These pieces originally appeared as a weekly column entitled “Lessons” in The New York Times between 1999 and 2003.
[THIS ARTICLE FIRST APPEARED IN THE NEW YORK TIMES ON FEBRUARY 16, 2000]
A Conservative Picks a Path Less Taken
Touring South Carolina, John McCain is accompanied by Lisa Keegan, the magnetic schools superintendent from Arizona, his home state, who handles inquiries about his education proposals. Widely admired by conservatives, Ms. Keegan would be on a short list for secretary of education in any Republican administration.
Ms. Keegan has been a conservative flag-bearer in the education wars, demanding publicly financed vouchers for parents to use at private schools. She wants market forces alone to regulate education. She acknowledges that when parents choose a school, it might be better if they knew how it taught reading and math, but she insists that they should nonetheless be allowed to choose on any basis they wish.
In Arizona, she has promoted tax credits for donations to private voucher plans. And last year she received the annual award of a foundation sponsored by the conservative economist Milton Friedman, who has championed privatized schooling since 1955.
But Ms. Keegan could ultimately surprise us, and perhaps herself. When outsiders like her accept real responsibility, solutions that once looked simple to them may no longer seem practical. Now in charge of Arizona’s school accountability, she must decide which schools are successful, and the stakes have become particularly high for her: she has presided over a big expansion of charter schools, and unfair standards would harm charters as well as regular schools.
Ms. Keegan’s challenge is this: to defend low-scoring schools outside the regular system, she is being forced to acknowledge that students’ social and economic hardship, as well as school quality, affects results. This insight is incompatible with the idea, typically advanced by fellow conservatives, that public schools must be failures if they cannot themselves eliminate the rich-poor gap in scores.
More than 30,000 Arizona children are now in charter schools, twice the enrollment share of charter schools in any other state. Charters get state financing and are freed of almost all curricular and personnel rules. In return, they are supposed to achieve, or be closed. The idea is that regular schools, fearing loss of students, will also improve. For such competition to work, the state schools superintendent must report achievement for both regular and charter schools. And because charters promise results, Ms. Keegan plans to recommend closing those that perform poorly.
But which will they be? In Arizona, scores at charter schools are about the same as at regular schools. From 1997 to 1998, regular schools’ fourth-grade math scores rose from the 48th to the 51st national percentile, while charters’ went from the 42nd to the 43rd. In reading, regular schools’ scores were unchanged at the 52nd percentile, but charters’ dropped from the 52nd to the 50th.
This, Ms. Keegan knows, does not mean charters are failing. She professes no concern if a school’s scores are low, provided students’ annual gains compare favorably with gains in schools that have similar students. It is this relative standard that defies conventional clichés. David Garcia, Arizona schools research director, says schools will be compared only with those where students have similar socioeconomic backgrounds or “extenuating circumstances.”
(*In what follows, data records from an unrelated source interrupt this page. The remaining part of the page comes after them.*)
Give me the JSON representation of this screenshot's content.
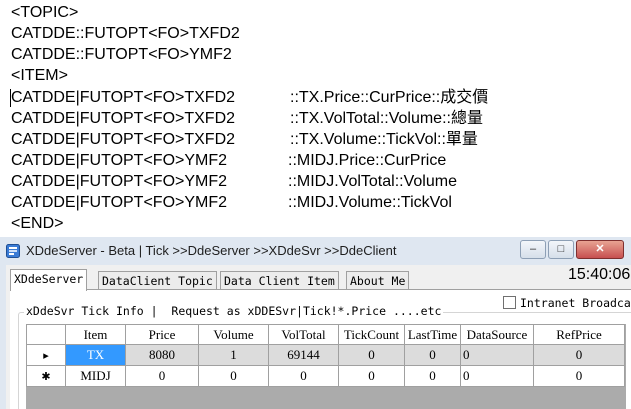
{
  "editor": {
    "lines": [
      {
        "text": "<TOPIC>",
        "col2": ""
      },
      {
        "text": "CATDDE::FUTOPT<FO>TXFD2",
        "col2": ""
      },
      {
        "text": "CATDDE::FUTOPT<FO>YMF2",
        "col2": ""
      },
      {
        "text": "<ITEM>",
        "col2": ""
      },
      {
        "text": "CATDDE|FUTOPT<FO>TXFD2",
        "col2": "::TX.Price::CurPrice::成交價"
      },
      {
        "text": "CATDDE|FUTOPT<FO>TXFD2",
        "col2": "::TX.VolTotal::Volume::總量"
      },
      {
        "text": "CATDDE|FUTOPT<FO>TXFD2",
        "col2": "::TX.Volume::TickVol::單量"
      },
      {
        "text": "CATDDE|FUTOPT<FO>YMF2",
        "col2": "::MIDJ.Price::CurPrice"
      },
      {
        "text": "CATDDE|FUTOPT<FO>YMF2",
        "col2": "::MIDJ.VolTotal::Volume"
      },
      {
        "text": "CATDDE|FUTOPT<FO>YMF2",
        "col2": "::MIDJ.Volume::TickVol"
      },
      {
        "text": "<END>",
        "col2": ""
      }
    ]
  },
  "window": {
    "title": "XDdeServer - Beta | Tick >>DdeServer >>XDdeSvr >>DdeClient",
    "minimize_glyph": "–",
    "maximize_glyph": "□",
    "close_glyph": "✕",
    "accent": "#3399ff"
  },
  "tabs": [
    {
      "label": "XDdeServer",
      "active": true
    },
    {
      "label": "DataClient Topic",
      "active": false
    },
    {
      "label": "Data Client Item",
      "active": false
    },
    {
      "label": "About Me",
      "active": false
    }
  ],
  "clock": "15:40:06",
  "intranet_label": "Intranet Broadca",
  "group_caption": "xDdeSvr Tick Info |  Request as xDDESvr|Tick!*.Price ....etc",
  "grid": {
    "columns": [
      "Item",
      "Price",
      "Volume",
      "VolTotal",
      "TickCount",
      "LastTime",
      "DataSource",
      "RefPrice"
    ],
    "rows": [
      {
        "indicator": "▸",
        "cells": [
          "TX",
          "8080",
          "1",
          "69144",
          "0",
          "0",
          "0",
          "0"
        ]
      },
      {
        "indicator": "✱",
        "cells": [
          "MIDJ",
          "0",
          "0",
          "0",
          "0",
          "0",
          "0",
          "0"
        ]
      }
    ]
  }
}
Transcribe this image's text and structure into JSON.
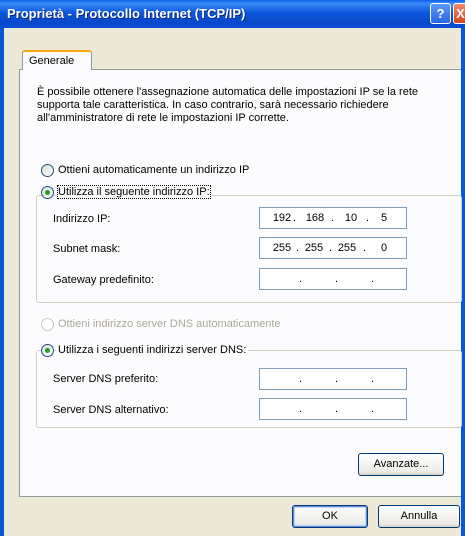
{
  "window": {
    "title": "Proprietà - Protocollo Internet (TCP/IP)",
    "help_glyph": "?",
    "close_glyph": "X"
  },
  "tabs": [
    {
      "label": "Generale"
    }
  ],
  "description": "È possibile ottenere l'assegnazione automatica delle impostazioni IP se la rete supporta tale caratteristica. In caso contrario, sarà necessario richiedere all'amministratore di rete le impostazioni IP corrette.",
  "ip": {
    "auto_label": "Ottieni automaticamente un indirizzo IP",
    "manual_label": "Utilizza il seguente indirizzo IP:",
    "selected": "manual",
    "fields": [
      {
        "label": "Indirizzo IP:",
        "octets": [
          "192",
          "168",
          "10",
          "5"
        ]
      },
      {
        "label": "Subnet mask:",
        "octets": [
          "255",
          "255",
          "255",
          "0"
        ]
      },
      {
        "label": "Gateway predefinito:",
        "octets": [
          "",
          "",
          "",
          ""
        ]
      }
    ]
  },
  "dns": {
    "auto_label": "Ottieni indirizzo server DNS automaticamente",
    "manual_label": "Utilizza i seguenti indirizzi server DNS:",
    "selected": "manual",
    "auto_disabled": true,
    "fields": [
      {
        "label": "Server DNS preferito:",
        "octets": [
          "",
          "",
          "",
          ""
        ]
      },
      {
        "label": "Server DNS alternativo:",
        "octets": [
          "",
          "",
          "",
          ""
        ]
      }
    ]
  },
  "buttons": {
    "advanced": "Avanzate...",
    "ok": "OK",
    "cancel": "Annulla"
  },
  "colors": {
    "titlebar": "#0a56d8",
    "dialog_bg": "#ece9d8",
    "radio_selected": "#21a121",
    "tab_highlight": "#f5a80e"
  }
}
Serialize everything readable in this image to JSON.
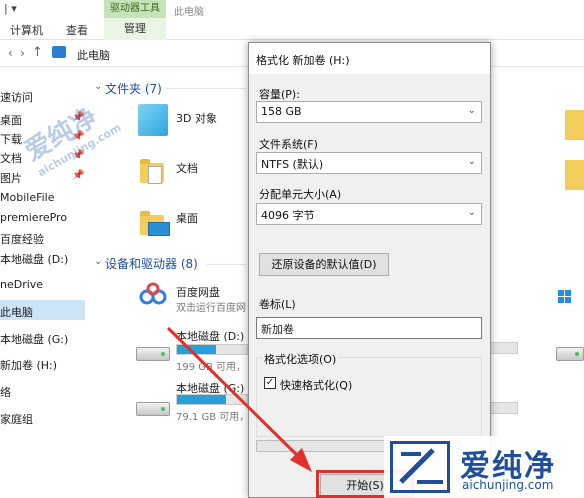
{
  "window": {
    "quick_access": "| ▾",
    "tool_tab": "驱动器工具",
    "title": "此电脑"
  },
  "ribbon": {
    "tabs": [
      "计算机",
      "查看",
      "管理"
    ]
  },
  "address": {
    "back": "‹",
    "forward": "›",
    "up": "↑",
    "crumb": "此电脑"
  },
  "sidebar": {
    "items": [
      "速访问",
      "桌面",
      "下载",
      "文档",
      "图片",
      "MobileFile",
      "premierePro",
      "百度经验",
      "本地磁盘 (D:)",
      "neDrive",
      "此电脑",
      "本地磁盘 (G:)",
      "新加卷 (H:)",
      "络",
      "家庭组"
    ],
    "pin": "📌"
  },
  "main": {
    "folders_header": "文件夹 (7)",
    "folders": [
      "3D 对象",
      "文档",
      "桌面"
    ],
    "devices_header": "设备和驱动器 (8)",
    "devices": [
      {
        "name": "百度网盘",
        "sub": "双击运行百度网"
      },
      {
        "name": "本地磁盘 (D:)",
        "sub": "199 GB 可用，",
        "usage": 0.55
      },
      {
        "name": "本地磁盘 (G:)",
        "sub": "79.1 GB 可用，",
        "usage": 0.7
      }
    ]
  },
  "dialog": {
    "title": "格式化 新加卷 (H:)",
    "capacity_label": "容量(P):",
    "capacity_value": "158 GB",
    "fs_label": "文件系统(F)",
    "fs_value": "NTFS (默认)",
    "unit_label": "分配单元大小(A)",
    "unit_value": "4096 字节",
    "restore_button": "还原设备的默认值(D)",
    "volume_label": "卷标(L)",
    "volume_value": "新加卷",
    "options_label": "格式化选项(O)",
    "quick_format": "快速格式化(Q)",
    "start_button": "开始(S)"
  },
  "watermark": {
    "title": "爱纯净",
    "url": "aichunjing.com"
  },
  "colors": {
    "accent": "#1f4e9c",
    "annotation": "#e0302a",
    "selection": "#cce4f7"
  }
}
Ms. Keegan is now battling affluent suburban parents who maintain that with scores already high, their schools should not have to post student gains. Not so, she insists. Suburban schools have stayed too comfortable by coasting at the 70th percentile while student achievement stagnates.
Charter schools can be nontraditional. Some recruit dropouts; simply getting many of those youths to stay in class may be a success, and so it would not be fair, Ms. Keegan believes, to judge such schools only by test scores. Her recommendations for closing will consider mitigating factors and emphasize “multiple measures” of success, for regular and charter schools alike. For example, a school might be considered adequate if students, though testing poorly, later succeed at community college.
This is a bold approach. By contrast, Florida’s governor, Jeb Bush, last year gave private vouchers to parents at two low-scoring public school “failures.” Those schools enrolled very poor children, and tried to improve results with innovative programs. Lisa Keegan’s measures might not find failure there. (As in Florida, New York policy makers resist alternative academic measures and now identify school failure by low scores alone, without considering Ms. Keegan’s “mitigating factors.”)
Ms. Keegan has not yet detailed how she will decide whether to call for a school’s closing. She will almost certainly be pressured by critics who contend that she whitewashes schools that serve hard-to-educate children and achieve high gains but low scores. Perhaps she came to these ideas only from a desire to excuse low-scoring charters. But because she takes the challenge so seriously, Lisa Keegan could transform education debates, providing conservatives and liberals common ways to evaluate schools.